Problem statement - So that nothing is lost, restate each entry exactly as supplied.

Given records -
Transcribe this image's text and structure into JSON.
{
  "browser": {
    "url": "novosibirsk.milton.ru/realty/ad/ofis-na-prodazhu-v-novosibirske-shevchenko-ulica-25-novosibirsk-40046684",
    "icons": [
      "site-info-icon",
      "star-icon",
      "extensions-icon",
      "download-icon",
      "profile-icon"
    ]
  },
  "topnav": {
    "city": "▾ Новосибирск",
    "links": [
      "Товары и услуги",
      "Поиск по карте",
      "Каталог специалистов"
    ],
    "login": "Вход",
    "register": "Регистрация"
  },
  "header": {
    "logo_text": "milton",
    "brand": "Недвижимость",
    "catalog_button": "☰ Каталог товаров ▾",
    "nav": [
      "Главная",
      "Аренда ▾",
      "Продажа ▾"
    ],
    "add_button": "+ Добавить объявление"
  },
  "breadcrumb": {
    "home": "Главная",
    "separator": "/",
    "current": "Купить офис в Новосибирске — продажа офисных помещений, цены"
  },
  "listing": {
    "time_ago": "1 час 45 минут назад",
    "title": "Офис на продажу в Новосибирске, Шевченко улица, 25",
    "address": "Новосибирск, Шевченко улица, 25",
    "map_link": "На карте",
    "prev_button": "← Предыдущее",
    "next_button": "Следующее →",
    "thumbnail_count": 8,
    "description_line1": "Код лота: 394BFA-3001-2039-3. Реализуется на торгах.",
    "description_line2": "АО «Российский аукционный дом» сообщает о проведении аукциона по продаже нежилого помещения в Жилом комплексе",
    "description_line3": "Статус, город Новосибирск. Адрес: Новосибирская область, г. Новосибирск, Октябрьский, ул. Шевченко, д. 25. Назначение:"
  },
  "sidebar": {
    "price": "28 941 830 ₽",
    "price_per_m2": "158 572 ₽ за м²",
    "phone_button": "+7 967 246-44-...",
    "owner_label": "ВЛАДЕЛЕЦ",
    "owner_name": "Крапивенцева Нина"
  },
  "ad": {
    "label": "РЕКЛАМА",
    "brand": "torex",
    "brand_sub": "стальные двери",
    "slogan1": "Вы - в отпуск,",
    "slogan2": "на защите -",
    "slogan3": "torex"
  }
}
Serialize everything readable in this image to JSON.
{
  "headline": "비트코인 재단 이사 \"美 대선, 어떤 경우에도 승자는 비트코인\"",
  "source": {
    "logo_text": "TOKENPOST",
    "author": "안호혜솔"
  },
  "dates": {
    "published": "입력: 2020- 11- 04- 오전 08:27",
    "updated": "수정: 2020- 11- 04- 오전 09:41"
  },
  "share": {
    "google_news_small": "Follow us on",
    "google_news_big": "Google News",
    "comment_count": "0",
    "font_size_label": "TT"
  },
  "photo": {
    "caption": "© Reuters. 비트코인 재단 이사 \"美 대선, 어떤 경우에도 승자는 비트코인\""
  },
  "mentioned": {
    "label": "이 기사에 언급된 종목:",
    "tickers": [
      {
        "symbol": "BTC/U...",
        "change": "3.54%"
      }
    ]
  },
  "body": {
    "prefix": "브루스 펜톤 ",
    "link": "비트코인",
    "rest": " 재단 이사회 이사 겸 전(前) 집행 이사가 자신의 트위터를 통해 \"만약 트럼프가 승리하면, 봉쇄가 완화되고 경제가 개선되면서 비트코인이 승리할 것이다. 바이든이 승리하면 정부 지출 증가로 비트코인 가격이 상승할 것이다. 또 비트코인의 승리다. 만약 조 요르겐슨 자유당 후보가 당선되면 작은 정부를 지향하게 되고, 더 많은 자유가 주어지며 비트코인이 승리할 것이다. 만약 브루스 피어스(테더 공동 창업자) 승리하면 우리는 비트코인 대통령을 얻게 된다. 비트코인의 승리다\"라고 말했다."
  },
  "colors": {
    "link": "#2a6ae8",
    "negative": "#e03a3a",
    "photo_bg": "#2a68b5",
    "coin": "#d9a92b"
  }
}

Answer space -
Transcribe this image's text and structure into JSON.
{
  "browser": {
    "url": "novosibirsk.milton.ru/realty/ad/ofis-na-prodazhu-v-novosibirske-shevchenko-ulica-25-novosibirsk-40046684",
    "icons": [
      "site-info-icon",
      "star-icon",
      "extensions-icon",
      "download-icon",
      "profile-icon"
    ]
  },
  "topnav": {
    "city": "▾ Новосибирск",
    "links": [
      "Товары и услуги",
      "Поиск по карте",
      "Каталог специалистов"
    ],
    "login": "Вход",
    "register": "Регистрация"
  },
  "header": {
    "logo_text": "milton",
    "brand": "Недвижимость",
    "catalog_button": "☰ Каталог товаров ▾",
    "nav": [
      "Главная",
      "Аренда ▾",
      "Продажа ▾"
    ],
    "add_button": "+ Добавить объявление"
  },
  "breadcrumb": {
    "home": "Главная",
    "separator": "/",
    "current": "Купить офис в Новосибирске — продажа офисных помещений, цены"
  },
  "listing": {
    "time_ago": "1 час 45 минут назад",
    "title": "Офис на продажу в Новосибирске, Шевченко улица, 25",
    "address": "Новосибирск, Шевченко улица, 25",
    "map_link": "На карте",
    "prev_button": "← Предыдущее",
    "next_button": "Следующее →",
    "thumbnail_count": 8,
    "description_line1": "Код лота: 394BFA-3001-2039-3. Реализуется на торгах.",
    "description_line2": "АО «Российский аукционный дом» сообщает о проведении аукциона по продаже нежилого помещения в Жилом комплексе",
    "description_line3": "Статус, город Новосибирск. Адрес: Новосибирская область, г. Новосибирск, Октябрьский, ул. Шевченко, д. 25. Назначение:"
  },
  "sidebar": {
    "price": "28 941 830 ₽",
    "price_per_m2": "158 572 ₽ за м²",
    "phone_button": "+7 967 246-44-...",
    "owner_label": "ВЛАДЕЛЕЦ",
    "owner_name": "Крапивенцева Нина"
  },
  "ad": {
    "label": "РЕКЛАМА",
    "brand": "torex",
    "brand_sub": "стальные двери",
    "slogan1": "Вы - в отпуск,",
    "slogan2": "на защите -",
    "slogan3": "torex"
  }
}
Serialize everything readable in this image to JSON.
{
  "headline": "비트코인 재단 이사 \"美 대선, 어떤 경우에도 승자는 비트코인\"",
  "source": {
    "logo_text": "TOKENPOST",
    "author": "안호혜솔"
  },
  "dates": {
    "published": "입력: 2020- 11- 04- 오전 08:27",
    "updated": "수정: 2020- 11- 04- 오전 09:41"
  },
  "share": {
    "google_news_small": "Follow us on",
    "google_news_big": "Google News",
    "comment_count": "0",
    "font_size_label": "TT"
  },
  "photo": {
    "caption": "© Reuters. 비트코인 재단 이사 \"美 대선, 어떤 경우에도 승자는 비트코인\""
  },
  "mentioned": {
    "label": "이 기사에 언급된 종목:",
    "tickers": [
      {
        "symbol": "BTC/U...",
        "change": "3.54%"
      }
    ]
  },
  "body": {
    "prefix": "브루스 펜톤 ",
    "link": "비트코인",
    "rest": " 재단 이사회 이사 겸 전(前) 집행 이사가 자신의 트위터를 통해 \"만약 트럼프가 승리하면, 봉쇄가 완화되고 경제가 개선되면서 비트코인이 승리할 것이다. 바이든이 승리하면 정부 지출 증가로 비트코인 가격이 상승할 것이다. 또 비트코인의 승리다. 만약 조 요르겐슨 자유당 후보가 당선되면 작은 정부를 지향하게 되고, 더 많은 자유가 주어지며 비트코인이 승리할 것이다. 만약 브루스 피어스(테더 공동 창업자) 승리하면 우리는 비트코인 대통령을 얻게 된다. 비트코인의 승리다\"라고 말했다."
  },
  "colors": {
    "link": "#2a6ae8",
    "negative": "#e03a3a",
    "photo_bg": "#2a68b5",
    "coin": "#d9a92b"
  }
}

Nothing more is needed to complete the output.